===== LISTED ENTRIES

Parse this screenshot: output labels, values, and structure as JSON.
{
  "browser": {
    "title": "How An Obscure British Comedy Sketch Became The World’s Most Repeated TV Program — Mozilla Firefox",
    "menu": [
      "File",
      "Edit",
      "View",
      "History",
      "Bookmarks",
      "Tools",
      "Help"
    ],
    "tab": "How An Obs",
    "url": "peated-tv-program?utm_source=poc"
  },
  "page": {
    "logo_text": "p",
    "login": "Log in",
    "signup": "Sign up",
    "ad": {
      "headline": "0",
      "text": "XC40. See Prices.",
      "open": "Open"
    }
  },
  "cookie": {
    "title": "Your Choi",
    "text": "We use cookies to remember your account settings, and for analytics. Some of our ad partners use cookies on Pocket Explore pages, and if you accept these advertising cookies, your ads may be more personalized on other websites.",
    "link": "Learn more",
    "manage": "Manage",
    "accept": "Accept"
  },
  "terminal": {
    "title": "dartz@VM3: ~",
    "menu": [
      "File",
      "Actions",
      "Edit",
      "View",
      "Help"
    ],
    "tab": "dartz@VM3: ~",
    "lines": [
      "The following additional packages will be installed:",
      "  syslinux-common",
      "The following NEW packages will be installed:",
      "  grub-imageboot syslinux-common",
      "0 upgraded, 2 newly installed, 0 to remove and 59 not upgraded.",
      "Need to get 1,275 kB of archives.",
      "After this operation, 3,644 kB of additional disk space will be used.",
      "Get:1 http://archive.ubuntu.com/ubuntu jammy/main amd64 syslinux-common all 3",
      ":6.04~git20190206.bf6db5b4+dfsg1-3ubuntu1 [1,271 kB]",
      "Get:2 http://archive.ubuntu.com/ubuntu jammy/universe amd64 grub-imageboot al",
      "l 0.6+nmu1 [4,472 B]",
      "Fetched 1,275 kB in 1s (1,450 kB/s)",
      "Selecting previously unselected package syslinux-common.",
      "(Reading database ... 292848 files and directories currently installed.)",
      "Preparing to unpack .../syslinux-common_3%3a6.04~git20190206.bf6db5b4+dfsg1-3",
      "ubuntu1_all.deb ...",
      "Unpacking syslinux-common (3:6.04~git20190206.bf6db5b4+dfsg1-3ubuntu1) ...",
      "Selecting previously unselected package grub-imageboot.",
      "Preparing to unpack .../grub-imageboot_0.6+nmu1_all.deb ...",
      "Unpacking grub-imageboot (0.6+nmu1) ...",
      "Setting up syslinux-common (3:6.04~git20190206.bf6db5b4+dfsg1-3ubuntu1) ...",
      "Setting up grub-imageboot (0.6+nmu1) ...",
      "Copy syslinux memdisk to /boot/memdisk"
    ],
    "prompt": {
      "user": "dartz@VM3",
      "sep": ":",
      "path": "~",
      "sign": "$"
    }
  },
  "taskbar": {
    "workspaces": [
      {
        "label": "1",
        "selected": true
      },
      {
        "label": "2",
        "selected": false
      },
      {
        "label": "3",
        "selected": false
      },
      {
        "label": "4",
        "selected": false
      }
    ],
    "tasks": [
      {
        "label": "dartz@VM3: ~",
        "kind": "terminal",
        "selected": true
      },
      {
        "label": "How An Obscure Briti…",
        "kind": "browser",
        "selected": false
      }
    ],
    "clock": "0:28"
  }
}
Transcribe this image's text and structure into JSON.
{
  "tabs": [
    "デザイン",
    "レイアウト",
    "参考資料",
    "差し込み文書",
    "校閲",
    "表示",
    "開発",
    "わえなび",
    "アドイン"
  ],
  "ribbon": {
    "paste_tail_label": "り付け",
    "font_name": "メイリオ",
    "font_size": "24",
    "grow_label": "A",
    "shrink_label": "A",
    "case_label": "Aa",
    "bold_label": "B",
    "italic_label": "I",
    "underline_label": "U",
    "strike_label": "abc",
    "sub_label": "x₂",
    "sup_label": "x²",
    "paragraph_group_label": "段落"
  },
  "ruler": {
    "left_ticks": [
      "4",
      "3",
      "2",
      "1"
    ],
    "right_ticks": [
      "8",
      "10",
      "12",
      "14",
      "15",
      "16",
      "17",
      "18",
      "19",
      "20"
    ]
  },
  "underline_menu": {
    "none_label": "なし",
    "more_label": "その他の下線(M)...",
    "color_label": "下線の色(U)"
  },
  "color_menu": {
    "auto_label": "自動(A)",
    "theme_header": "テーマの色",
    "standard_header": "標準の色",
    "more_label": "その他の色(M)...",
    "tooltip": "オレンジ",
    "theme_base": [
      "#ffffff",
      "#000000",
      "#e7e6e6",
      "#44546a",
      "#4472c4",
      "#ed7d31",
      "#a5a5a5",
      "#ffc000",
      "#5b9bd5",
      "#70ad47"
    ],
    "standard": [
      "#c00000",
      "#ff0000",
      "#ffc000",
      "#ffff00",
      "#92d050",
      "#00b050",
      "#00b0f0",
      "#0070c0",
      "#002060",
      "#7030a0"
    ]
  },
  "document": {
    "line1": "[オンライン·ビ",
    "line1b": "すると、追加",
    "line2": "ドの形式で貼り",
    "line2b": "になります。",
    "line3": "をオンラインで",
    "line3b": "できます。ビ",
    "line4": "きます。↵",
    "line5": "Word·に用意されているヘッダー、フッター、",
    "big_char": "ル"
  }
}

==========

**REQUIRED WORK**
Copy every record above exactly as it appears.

**RESPONSE TO THIS EXERCISE**
Parse this screenshot: output labels, values, and structure as JSON.
{
  "browser": {
    "title": "How An Obscure British Comedy Sketch Became The World’s Most Repeated TV Program — Mozilla Firefox",
    "menu": [
      "File",
      "Edit",
      "View",
      "History",
      "Bookmarks",
      "Tools",
      "Help"
    ],
    "tab": "How An Obs",
    "url": "peated-tv-program?utm_source=poc"
  },
  "page": {
    "logo_text": "p",
    "login": "Log in",
    "signup": "Sign up",
    "ad": {
      "headline": "0",
      "text": "XC40. See Prices.",
      "open": "Open"
    }
  },
  "cookie": {
    "title": "Your Choi",
    "text": "We use cookies to remember your account settings, and for analytics. Some of our ad partners use cookies on Pocket Explore pages, and if you accept these advertising cookies, your ads may be more personalized on other websites.",
    "link": "Learn more",
    "manage": "Manage",
    "accept": "Accept"
  },
  "terminal": {
    "title": "dartz@VM3: ~",
    "menu": [
      "File",
      "Actions",
      "Edit",
      "View",
      "Help"
    ],
    "tab": "dartz@VM3: ~",
    "lines": [
      "The following additional packages will be installed:",
      "  syslinux-common",
      "The following NEW packages will be installed:",
      "  grub-imageboot syslinux-common",
      "0 upgraded, 2 newly installed, 0 to remove and 59 not upgraded.",
      "Need to get 1,275 kB of archives.",
      "After this operation, 3,644 kB of additional disk space will be used.",
      "Get:1 http://archive.ubuntu.com/ubuntu jammy/main amd64 syslinux-common all 3",
      ":6.04~git20190206.bf6db5b4+dfsg1-3ubuntu1 [1,271 kB]",
      "Get:2 http://archive.ubuntu.com/ubuntu jammy/universe amd64 grub-imageboot al",
      "l 0.6+nmu1 [4,472 B]",
      "Fetched 1,275 kB in 1s (1,450 kB/s)",
      "Selecting previously unselected package syslinux-common.",
      "(Reading database ... 292848 files and directories currently installed.)",
      "Preparing to unpack .../syslinux-common_3%3a6.04~git20190206.bf6db5b4+dfsg1-3",
      "ubuntu1_all.deb ...",
      "Unpacking syslinux-common (3:6.04~git20190206.bf6db5b4+dfsg1-3ubuntu1) ...",
      "Selecting previously unselected package grub-imageboot.",
      "Preparing to unpack .../grub-imageboot_0.6+nmu1_all.deb ...",
      "Unpacking grub-imageboot (0.6+nmu1) ...",
      "Setting up syslinux-common (3:6.04~git20190206.bf6db5b4+dfsg1-3ubuntu1) ...",
      "Setting up grub-imageboot (0.6+nmu1) ...",
      "Copy syslinux memdisk to /boot/memdisk"
    ],
    "prompt": {
      "user": "dartz@VM3",
      "sep": ":",
      "path": "~",
      "sign": "$"
    }
  },
  "taskbar": {
    "workspaces": [
      {
        "label": "1",
        "selected": true
      },
      {
        "label": "2",
        "selected": false
      },
      {
        "label": "3",
        "selected": false
      },
      {
        "label": "4",
        "selected": false
      }
    ],
    "tasks": [
      {
        "label": "dartz@VM3: ~",
        "kind": "terminal",
        "selected": true
      },
      {
        "label": "How An Obscure Briti…",
        "kind": "browser",
        "selected": false
      }
    ],
    "clock": "0:28"
  }
}
Transcribe this image's text and structure into JSON.
{
  "tabs": [
    "デザイン",
    "レイアウト",
    "参考資料",
    "差し込み文書",
    "校閲",
    "表示",
    "開発",
    "わえなび",
    "アドイン"
  ],
  "ribbon": {
    "paste_tail_label": "り付け",
    "font_name": "メイリオ",
    "font_size": "24",
    "grow_label": "A",
    "shrink_label": "A",
    "case_label": "Aa",
    "bold_label": "B",
    "italic_label": "I",
    "underline_label": "U",
    "strike_label": "abc",
    "sub_label": "x₂",
    "sup_label": "x²",
    "paragraph_group_label": "段落"
  },
  "ruler": {
    "left_ticks": [
      "4",
      "3",
      "2",
      "1"
    ],
    "right_ticks": [
      "8",
      "10",
      "12",
      "14",
      "15",
      "16",
      "17",
      "18",
      "19",
      "20"
    ]
  },
  "underline_menu": {
    "none_label": "なし",
    "more_label": "その他の下線(M)...",
    "color_label": "下線の色(U)"
  },
  "color_menu": {
    "auto_label": "自動(A)",
    "theme_header": "テーマの色",
    "standard_header": "標準の色",
    "more_label": "その他の色(M)...",
    "tooltip": "オレンジ",
    "theme_base": [
      "#ffffff",
      "#000000",
      "#e7e6e6",
      "#44546a",
      "#4472c4",
      "#ed7d31",
      "#a5a5a5",
      "#ffc000",
      "#5b9bd5",
      "#70ad47"
    ],
    "standard": [
      "#c00000",
      "#ff0000",
      "#ffc000",
      "#ffff00",
      "#92d050",
      "#00b050",
      "#00b0f0",
      "#0070c0",
      "#002060",
      "#7030a0"
    ]
  },
  "document": {
    "line1": "[オンライン·ビ",
    "line1b": "すると、追加",
    "line2": "ドの形式で貼り",
    "line2b": "になります。",
    "line3": "をオンラインで",
    "line3b": "できます。ビ",
    "line4": "きます。↵",
    "line5": "Word·に用意されているヘッダー、フッター、",
    "big_char": "ル"
  }
}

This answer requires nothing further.